If you’re on the West Coast, watching tonight’s total lunar eclipse will require a willingness to stay awake in the middle of the night — plus a lucky break on the weather.
But maybe it’s worth taking a chance: The next opportunity to take in the sight of a blood-red, eclipsed moon won’t come until 2025. And even if it’s cloudy, you can hedge your bets by tuning in NASA’s live stream of the event.
Lunar eclipses occur when Earth and the moon are positioned such that our planet blocks out the sunlight falling on the lunar surface. During a partial eclipse, only a portion of the moon goes dark. Totality occurs when the moon passes directly through the darkest part of Earth’s shadow, known as the umbra.
The partial phase of tonight’s eclipse begins at 1:44 a.m. Tuesday, with totality lasting from 2:17 to 3:42 a.m. During the total phase, the only light falling on the moon’s near side will come from the reddish light refracted by Earth’s atmosphere. Put more poetically, it’s the light from countless sunrises and sunsets.

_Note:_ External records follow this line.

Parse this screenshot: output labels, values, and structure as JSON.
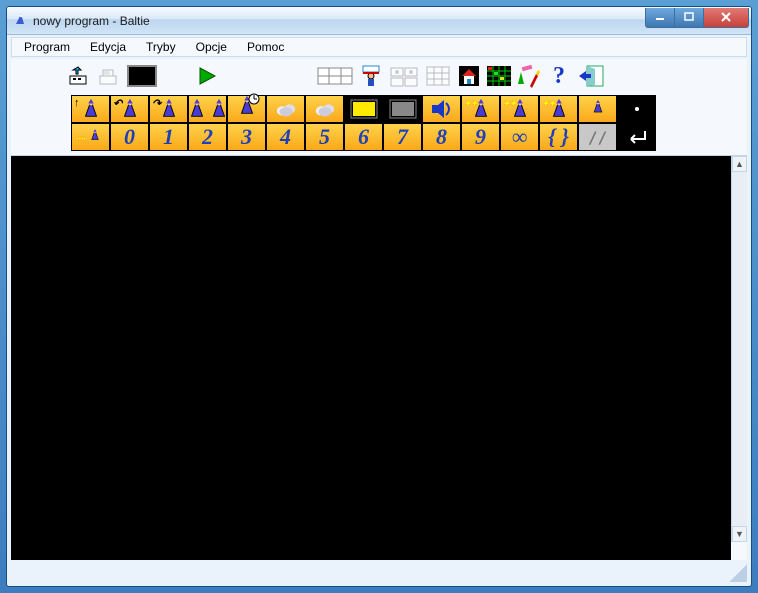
{
  "title": "nowy program - Baltie",
  "menu": {
    "program": "Program",
    "edycja": "Edycja",
    "tryby": "Tryby",
    "opcje": "Opcje",
    "pomoc": "Pomoc"
  },
  "toolbar": {
    "open_icon": "open",
    "print_icon": "print",
    "screen_icon": "screen",
    "run_icon": "run",
    "tiles_icon": "tiles",
    "props_icon": "props",
    "layers_icon": "layers",
    "grid_icon": "grid",
    "house_icon": "house",
    "table_icon": "table",
    "paint_icon": "paint",
    "help_icon": "?",
    "exit_icon": "exit"
  },
  "palette_row1": [
    {
      "name": "wizard-step",
      "type": "wiz",
      "orange": true
    },
    {
      "name": "wizard-turn-left",
      "type": "wiz",
      "orange": true
    },
    {
      "name": "wizard-turn-right",
      "type": "wiz",
      "orange": true
    },
    {
      "name": "wizard-jump",
      "type": "wizpair",
      "orange": true
    },
    {
      "name": "wizard-wait",
      "type": "wizclock",
      "orange": true
    },
    {
      "name": "cloud-1",
      "type": "cloud",
      "orange": true
    },
    {
      "name": "cloud-2",
      "type": "cloud2",
      "orange": true
    },
    {
      "name": "monitor-1",
      "type": "mon",
      "orange": false
    },
    {
      "name": "monitor-2",
      "type": "mon2",
      "orange": false
    },
    {
      "name": "sound",
      "type": "sound",
      "orange": true
    },
    {
      "name": "wizard-sparkle-1",
      "type": "wizspark",
      "orange": true
    },
    {
      "name": "wizard-sparkle-2",
      "type": "wizspark",
      "orange": true
    },
    {
      "name": "wizard-sparkle-3",
      "type": "wizspark",
      "orange": true
    },
    {
      "name": "wizard-small",
      "type": "wizsm",
      "orange": true
    },
    {
      "name": "black-dot",
      "type": "dot",
      "orange": false
    }
  ],
  "palette_row2": [
    {
      "name": "speed",
      "label": "",
      "type": "speed",
      "orange": true
    },
    {
      "name": "num0",
      "label": "0",
      "type": "num",
      "orange": true
    },
    {
      "name": "num1",
      "label": "1",
      "type": "num",
      "orange": true
    },
    {
      "name": "num2",
      "label": "2",
      "type": "num",
      "orange": true
    },
    {
      "name": "num3",
      "label": "3",
      "type": "num",
      "orange": true
    },
    {
      "name": "num4",
      "label": "4",
      "type": "num",
      "orange": true
    },
    {
      "name": "num5",
      "label": "5",
      "type": "num",
      "orange": true
    },
    {
      "name": "num6",
      "label": "6",
      "type": "num",
      "orange": true
    },
    {
      "name": "num7",
      "label": "7",
      "type": "num",
      "orange": true
    },
    {
      "name": "num8",
      "label": "8",
      "type": "num",
      "orange": true
    },
    {
      "name": "num9",
      "label": "9",
      "type": "num",
      "orange": true
    },
    {
      "name": "infinity",
      "label": "∞",
      "type": "num",
      "orange": true
    },
    {
      "name": "braces",
      "label": "{ }",
      "type": "num",
      "orange": true
    },
    {
      "name": "comment",
      "label": "//",
      "type": "plain",
      "orange": false
    },
    {
      "name": "enter",
      "label": "↵",
      "type": "enter",
      "orange": false
    }
  ]
}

Unlike total solar eclipses, which can be seen only along a narrow track of territory, lunar eclipses can be seen by half a world at once. Tonight’s zone of totality is centered around the Pacific Rim and takes in Japan and Australia as well as Alaska and Ecuador.
Viewing prospects are, shall we say, less than ideal for Western Washington: The National Weather Service’s sky cover forecast for Seattle suggests that skies will be 80% clouded over during prime time. You’d have to drive east of Moses Lake to better your odds significantly.
Fortunately, NASA is planning online coverage of the eclipse starting at 1 a.m. PT — featuring video from vantage points around the zone of totality, plus an interview with NASA lunar scientist Noah Petro. Who knows? All this talk about totality just might get you fired up about the total solar eclipse that’ll be visible over parts of the U.S. on April 8, 2024 — and the next total lunar eclipse on March 13-14, 2025.